If it exists, there’s a lego version of it, that’s the scale at which Lego is expanding! A video game will not upset its kindergarten audience but now there are more products for maa and paa, and even the nerdiest of PC gamers. The real world doesn’t come with capped frame rates and degrading graphical quality unless you find yourself growing white hair. So once you pack your dusty lego bricks, Lego Builder’s Journey offers a new way to look at something you’re already familiar with - Lego bricks.


There’s no right way to play with lego bricks and it’s as easy as remembering your name. However, this is a video game and like all video games, there’s a start and endpoint. Even if it’s as simple as putting appropriate bricks in their place or solving a series of geometric puzzles. The game gradually smacks your brain cells to get creative and forge a path for our nameless hero. The game never tells you to do anything, there are levels where you simply stack bricks and watch them activate some mechanical-magic-brick-made structure and once you’re satisfied or bored with it, you can proceed to the next level by stacking the important bricks that move the ‘builder’ (the aforementioned nameless hero).
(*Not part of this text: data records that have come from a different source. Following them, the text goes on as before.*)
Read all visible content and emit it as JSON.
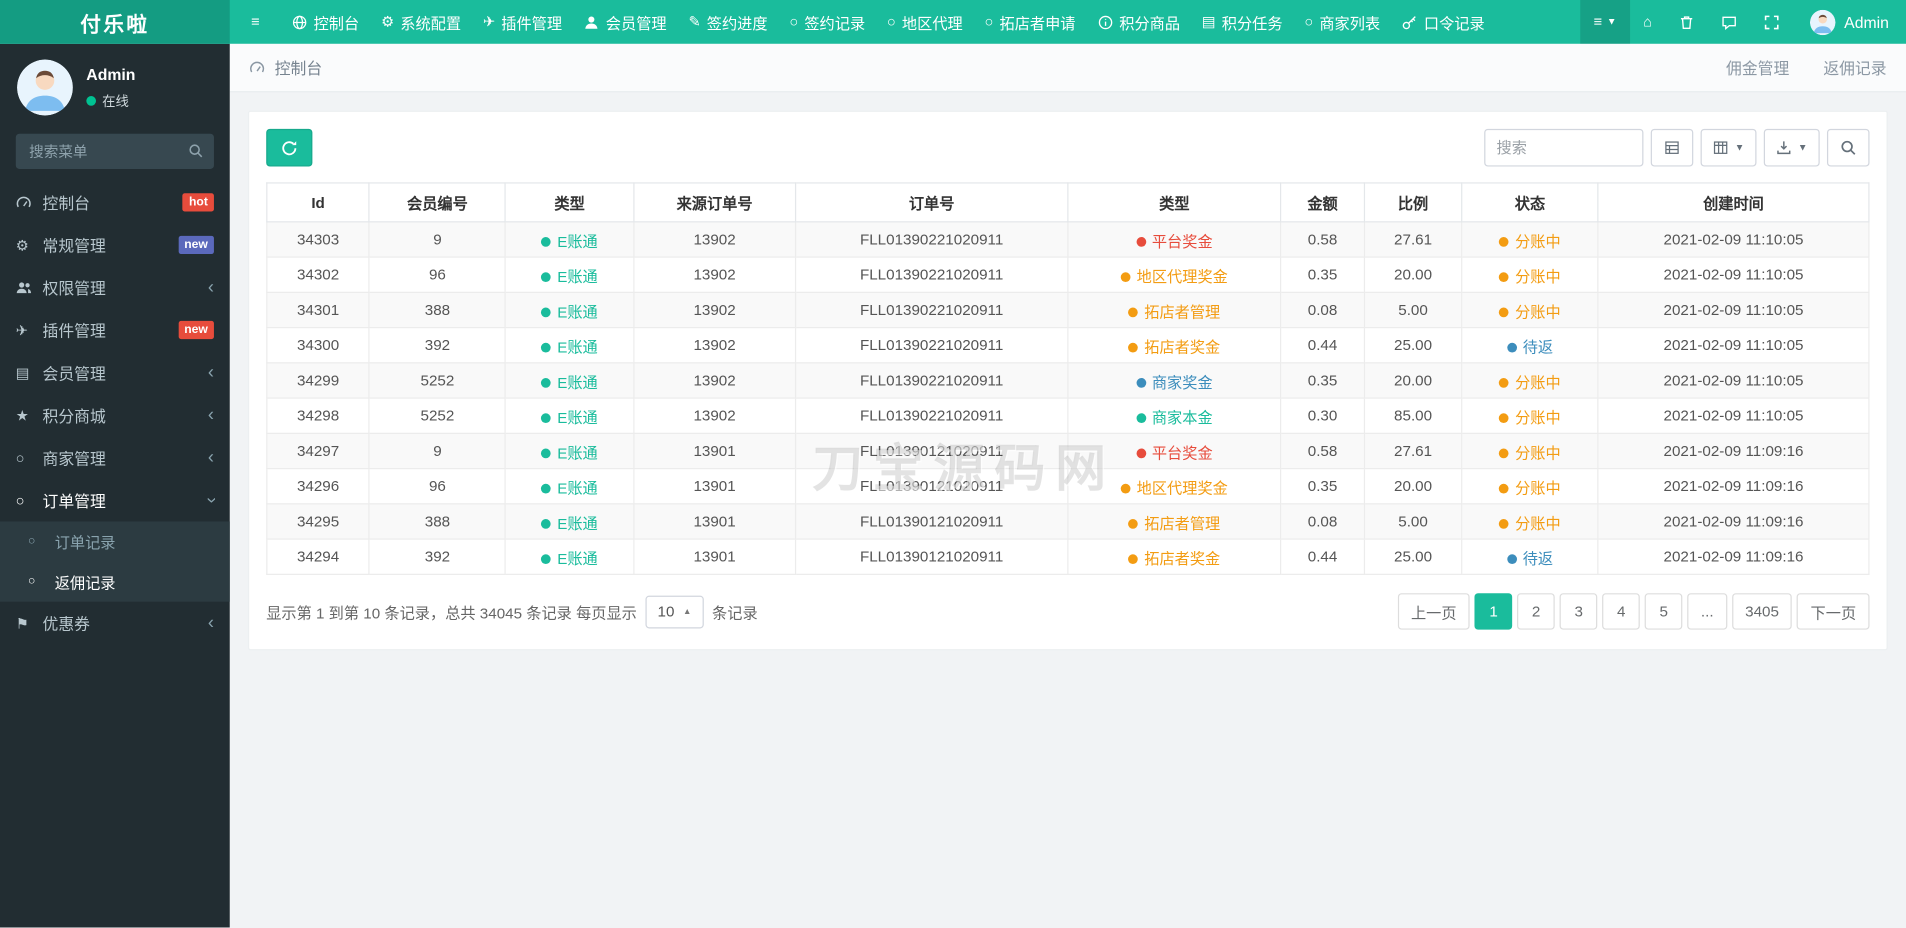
{
  "brand": "付乐啦",
  "colors": {
    "accent": "#1abc9c",
    "red": "#e74c3c",
    "orange": "#f39c12",
    "blue": "#3c8dbc",
    "green": "#1abc9c"
  },
  "topnav": {
    "username": "Admin",
    "items": [
      {
        "key": "console",
        "icon": "globe",
        "label": "控制台"
      },
      {
        "key": "system-config",
        "icon": "gear",
        "label": "系统配置"
      },
      {
        "key": "addon-manage",
        "icon": "plane",
        "label": "插件管理"
      },
      {
        "key": "member-manage",
        "icon": "user",
        "label": "会员管理"
      },
      {
        "key": "sign-progress",
        "icon": "pencil",
        "label": "签约进度"
      },
      {
        "key": "sign-records",
        "icon": "circle",
        "label": "签约记录"
      },
      {
        "key": "region-agent",
        "icon": "circle",
        "label": "地区代理"
      },
      {
        "key": "shop-applicant",
        "icon": "circle",
        "label": "拓店者申请"
      },
      {
        "key": "score-goods",
        "icon": "info",
        "label": "积分商品"
      },
      {
        "key": "score-tasks",
        "icon": "list",
        "label": "积分任务"
      },
      {
        "key": "merchant-list",
        "icon": "circle",
        "label": "商家列表"
      },
      {
        "key": "token-records",
        "icon": "key",
        "label": "口令记录"
      }
    ]
  },
  "sidebar": {
    "username": "Admin",
    "status": "在线",
    "search_placeholder": "搜索菜单",
    "items": [
      {
        "key": "dashboard",
        "icon": "gauge",
        "label": "控制台",
        "badge": "hot",
        "badge_color": "#e74c3c"
      },
      {
        "key": "general-manage",
        "icon": "gear",
        "label": "常规管理",
        "badge": "new",
        "badge_color": "#5b69bc"
      },
      {
        "key": "auth-manage",
        "icon": "users",
        "label": "权限管理",
        "chevron": "left"
      },
      {
        "key": "addon-manage",
        "icon": "plane",
        "label": "插件管理",
        "badge": "new",
        "badge_color": "#e74c3c"
      },
      {
        "key": "member-manage",
        "icon": "list",
        "label": "会员管理",
        "chevron": "left"
      },
      {
        "key": "score-mall",
        "icon": "star",
        "label": "积分商城",
        "chevron": "left"
      },
      {
        "key": "merchant-manage",
        "icon": "circle",
        "label": "商家管理",
        "chevron": "left"
      },
      {
        "key": "order-manage",
        "icon": "circle",
        "label": "订单管理",
        "chevron": "down",
        "open": true,
        "children": [
          {
            "key": "order-records",
            "icon": "circle",
            "label": "订单记录",
            "active": false
          },
          {
            "key": "commission-records",
            "icon": "circle",
            "label": "返佣记录",
            "active": true
          }
        ]
      },
      {
        "key": "coupon",
        "icon": "flag",
        "label": "优惠券",
        "chevron": "left"
      }
    ]
  },
  "breadcrumb": {
    "left": "控制台",
    "right": [
      "佣金管理",
      "返佣记录"
    ]
  },
  "toolbar": {
    "search_placeholder": "搜索"
  },
  "table": {
    "columns": [
      "Id",
      "会员编号",
      "类型",
      "来源订单号",
      "订单号",
      "类型",
      "金额",
      "比例",
      "状态",
      "创建时间"
    ],
    "rows": [
      {
        "id": "34303",
        "member": "9",
        "account_type": "E账通",
        "source_order": "13902",
        "order_no": "FLL01390221020911",
        "bonus_type": "平台奖金",
        "bonus_color": "red",
        "amount": "0.58",
        "ratio": "27.61",
        "status": "分账中",
        "status_color": "orange",
        "created_at": "2021-02-09 11:10:05"
      },
      {
        "id": "34302",
        "member": "96",
        "account_type": "E账通",
        "source_order": "13902",
        "order_no": "FLL01390221020911",
        "bonus_type": "地区代理奖金",
        "bonus_color": "orange",
        "amount": "0.35",
        "ratio": "20.00",
        "status": "分账中",
        "status_color": "orange",
        "created_at": "2021-02-09 11:10:05"
      },
      {
        "id": "34301",
        "member": "388",
        "account_type": "E账通",
        "source_order": "13902",
        "order_no": "FLL01390221020911",
        "bonus_type": "拓店者管理",
        "bonus_color": "orange",
        "amount": "0.08",
        "ratio": "5.00",
        "status": "分账中",
        "status_color": "orange",
        "created_at": "2021-02-09 11:10:05"
      },
      {
        "id": "34300",
        "member": "392",
        "account_type": "E账通",
        "source_order": "13902",
        "order_no": "FLL01390221020911",
        "bonus_type": "拓店者奖金",
        "bonus_color": "orange",
        "amount": "0.44",
        "ratio": "25.00",
        "status": "待返",
        "status_color": "blue",
        "created_at": "2021-02-09 11:10:05"
      },
      {
        "id": "34299",
        "member": "5252",
        "account_type": "E账通",
        "source_order": "13902",
        "order_no": "FLL01390221020911",
        "bonus_type": "商家奖金",
        "bonus_color": "blue",
        "amount": "0.35",
        "ratio": "20.00",
        "status": "分账中",
        "status_color": "orange",
        "created_at": "2021-02-09 11:10:05"
      },
      {
        "id": "34298",
        "member": "5252",
        "account_type": "E账通",
        "source_order": "13902",
        "order_no": "FLL01390221020911",
        "bonus_type": "商家本金",
        "bonus_color": "green",
        "amount": "0.30",
        "ratio": "85.00",
        "status": "分账中",
        "status_color": "orange",
        "created_at": "2021-02-09 11:10:05"
      },
      {
        "id": "34297",
        "member": "9",
        "account_type": "E账通",
        "source_order": "13901",
        "order_no": "FLL01390121020911",
        "bonus_type": "平台奖金",
        "bonus_color": "red",
        "amount": "0.58",
        "ratio": "27.61",
        "status": "分账中",
        "status_color": "orange",
        "created_at": "2021-02-09 11:09:16"
      },
      {
        "id": "34296",
        "member": "96",
        "account_type": "E账通",
        "source_order": "13901",
        "order_no": "FLL01390121020911",
        "bonus_type": "地区代理奖金",
        "bonus_color": "orange",
        "amount": "0.35",
        "ratio": "20.00",
        "status": "分账中",
        "status_color": "orange",
        "created_at": "2021-02-09 11:09:16"
      },
      {
        "id": "34295",
        "member": "388",
        "account_type": "E账通",
        "source_order": "13901",
        "order_no": "FLL01390121020911",
        "bonus_type": "拓店者管理",
        "bonus_color": "orange",
        "amount": "0.08",
        "ratio": "5.00",
        "status": "分账中",
        "status_color": "orange",
        "created_at": "2021-02-09 11:09:16"
      },
      {
        "id": "34294",
        "member": "392",
        "account_type": "E账通",
        "source_order": "13901",
        "order_no": "FLL01390121020911",
        "bonus_type": "拓店者奖金",
        "bonus_color": "orange",
        "amount": "0.44",
        "ratio": "25.00",
        "status": "待返",
        "status_color": "blue",
        "created_at": "2021-02-09 11:09:16"
      }
    ]
  },
  "footer": {
    "summary_prefix": "显示第 1 到第 10 条记录，总共 34045 条记录 每页显示",
    "page_size": "10",
    "summary_suffix": "条记录",
    "pagination": [
      {
        "key": "prev",
        "label": "上一页",
        "active": false
      },
      {
        "key": "1",
        "label": "1",
        "active": true
      },
      {
        "key": "2",
        "label": "2",
        "active": false
      },
      {
        "key": "3",
        "label": "3",
        "active": false
      },
      {
        "key": "4",
        "label": "4",
        "active": false
      },
      {
        "key": "5",
        "label": "5",
        "active": false
      },
      {
        "key": "ellipsis",
        "label": "...",
        "active": false
      },
      {
        "key": "3405",
        "label": "3405",
        "active": false
      },
      {
        "key": "next",
        "label": "下一页",
        "active": false
      }
    ]
  },
  "watermark": "刀宝源码网"
}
Builder’s Journey is also meant to be a showcase for the latest Nvidia cards. It uses all of Nvidia’s Ray-Tracing tech to showcase all types of lighting effects. Ray-Traced Global Illumination makes your PC work overtime but the results are beautiful. Even more so than real life. The bright palette and superb demonstrations of light and shadows make every brick piece feel realistic. It’s photorealistic and with Ray-Traced Global Illumination, Shadow and other stuff, the whole thing sings! Or cry because there’s going to be some grunting from your GPU doing all the legwork. Our RTX 2080 Ti managed an alarming 15fps on 4K Ultra settings. It was a lakh rupee card and watching a Lego game turn it into a functionless brick is quite astonishing. However, don’t pull out the pitchfork just yet. The game is meant to push Nvidia’s GPUs to their absolute limit and see how the Ray Tracing tech can breathe life into a ‘brick’. Just like you need a ‘tile’ brick to complete a lego masterpiece and give it that polished look. The 20-Series and 30-Series GPUs use DLSS 2.0 to polish the experience. With the DLSS 2.0 turned on, the game pushes 30fps on 4K Ultra settings on the RTX 2080 Ti. That’s a whopping 100% improvement in the frame rate without losing the visual fidelity. Our RTX 3070 Ti GPU yields similar results with a wee-bit higher frame rate. 

There are also more options to tweak the Ray Tracing settings to get playable results. DLSS 2.0 can be moved from Performance to Quality depending on your system. The degradation in graphical quality is barely noticeable even on Performance mode. Similarly, you can find these settings in the latest games like Metro Exodus Enhanced Edition and enjoy the latest Ray Tracing smarts in their full Ray Traced glory.


Lego Builder’s Journey will be remembered for its Ray Tracing bits but it’s also a game that is beautiful to look at and very relaxing to play. If you’re taking a break from work and want to simply sip on tea and indulge in something peaceful, Lego Builder’s Journey will bring that peace and quiet. It’s very reminiscent of Monument Valley. With the satisfying sound when you snap a lego piece into place to the atmospheric music playing in the background, everything about this game feels polished and gratifying. There’s also a mobile version of the game on Apple Arcade and it’s equally pretty. As for the nerds at Stuff HQ, this is a proper place to test Nvidia’s GPUs in the future.

Stuff says... 

Lego Builder’s Journey review

Your happy place to interact with Lego bricks but it can also be a GPU benchmark 
Good Stuff 
GPU crushing tech
Ray tracing in its final form
Bad Stuff 
Can easily be mistaken for a GPU benchmark tool